While all this is a dream, the reality is that “Longhorn” has too much visual garbage. The 3D, in the most recent betas, seems tacked on and is not used to any particular effect. The look of the betas is much better than Windows XP, but it is still not really dialed in. Apple did the brushed metal thing, and I am hoping that Microsoft can get a little more original than that. Apple has some three different interface looks going on in “Tiger” which is ridiculous. I have to commend the “Longhorn” UI designers on their consistency of the interface.
There is no reason for businesses to upgrade to “Longhorn” since the hardware requirements to get it to be any different from Windows XP will not be worth it. Microsoft can try to release Office to require users to upgrade, but they haven't really innovated in this space since Office 2000 anyway so that won't work. What they really need to do is to get the OS figured out in tandem with some new really cool way for their customers to work. If they can not do this they'll figure out the hard way that business users are pretty happy with what they've got and Redmond isn't releasing anything that makes them want to change. This is the core problem, and it has a lot to do with the compatability garbage built into Windows XP Pro and Home. On paper, Microsoft is way out front, but in reality Bill Gates is right, any kid anywhere in their garage can put Microsoft out of business. At least he still has the sense to know that.
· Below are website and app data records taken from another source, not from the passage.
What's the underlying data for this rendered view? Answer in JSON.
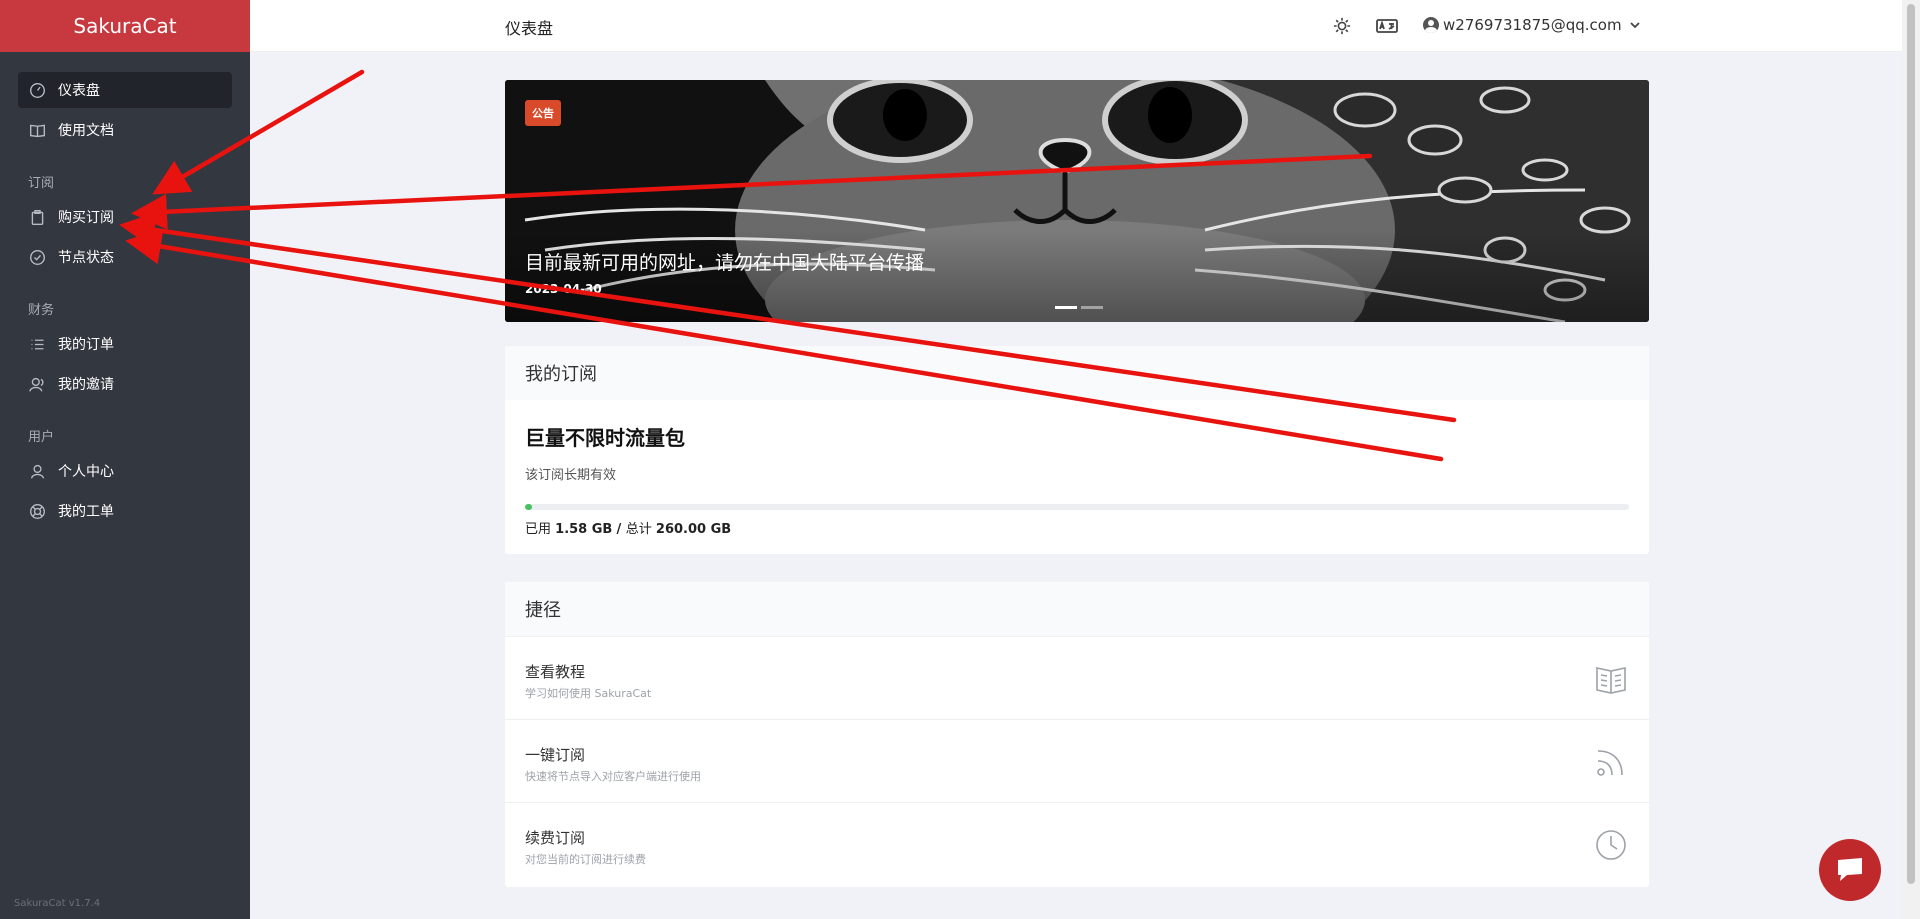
{
  "app": {
    "brand": "SakuraCat",
    "version": "SakuraCat v1.7.4"
  },
  "sidebar": {
    "items": [
      {
        "label": "仪表盘",
        "icon": "speedometer-icon",
        "active": true
      },
      {
        "label": "使用文档",
        "icon": "book-icon"
      }
    ],
    "sections": [
      {
        "heading": "订阅",
        "items": [
          {
            "label": "购买订阅",
            "icon": "clipboard-icon"
          },
          {
            "label": "节点状态",
            "icon": "check-circle-icon"
          }
        ]
      },
      {
        "heading": "财务",
        "items": [
          {
            "label": "我的订单",
            "icon": "list-icon"
          },
          {
            "label": "我的邀请",
            "icon": "users-icon"
          }
        ]
      },
      {
        "heading": "用户",
        "items": [
          {
            "label": "个人中心",
            "icon": "user-icon"
          },
          {
            "label": "我的工单",
            "icon": "lifebuoy-icon"
          }
        ]
      }
    ]
  },
  "header": {
    "title": "仪表盘",
    "user_email": "w2769731875@qq.com"
  },
  "banner": {
    "badge": "公告",
    "title": "目前最新可用的网址，请勿在中国大陆平台传播",
    "date": "2023-04-30",
    "slides": 2,
    "active_slide": 1
  },
  "subscription": {
    "heading": "我的订阅",
    "plan_name": "巨量不限时流量包",
    "validity": "该订阅长期有效",
    "used_label": "已用",
    "used": "1.58 GB",
    "total_label": "总计",
    "total": "260.00 GB",
    "usage_fraction": 0.006,
    "progress_color": "#46c35f"
  },
  "shortcuts": {
    "heading": "捷径",
    "items": [
      {
        "title": "查看教程",
        "desc": "学习如何使用 SakuraCat",
        "icon": "book-open-icon"
      },
      {
        "title": "一键订阅",
        "desc": "快速将节点导入对应客户端进行使用",
        "icon": "rss-icon"
      },
      {
        "title": "续费订阅",
        "desc": "对您当前的订阅进行续费",
        "icon": "clock-icon"
      }
    ]
  },
  "colors": {
    "brand": "#c8393f",
    "sidebar": "#33373f",
    "annotation": "#e8130f"
  }
}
Hopefully he can inspire that same level of paranoia in his team, or it will be a long ugly decay for Microsoft, and all those little companies they stepped on heading up will have fun picking at their bones on the way down.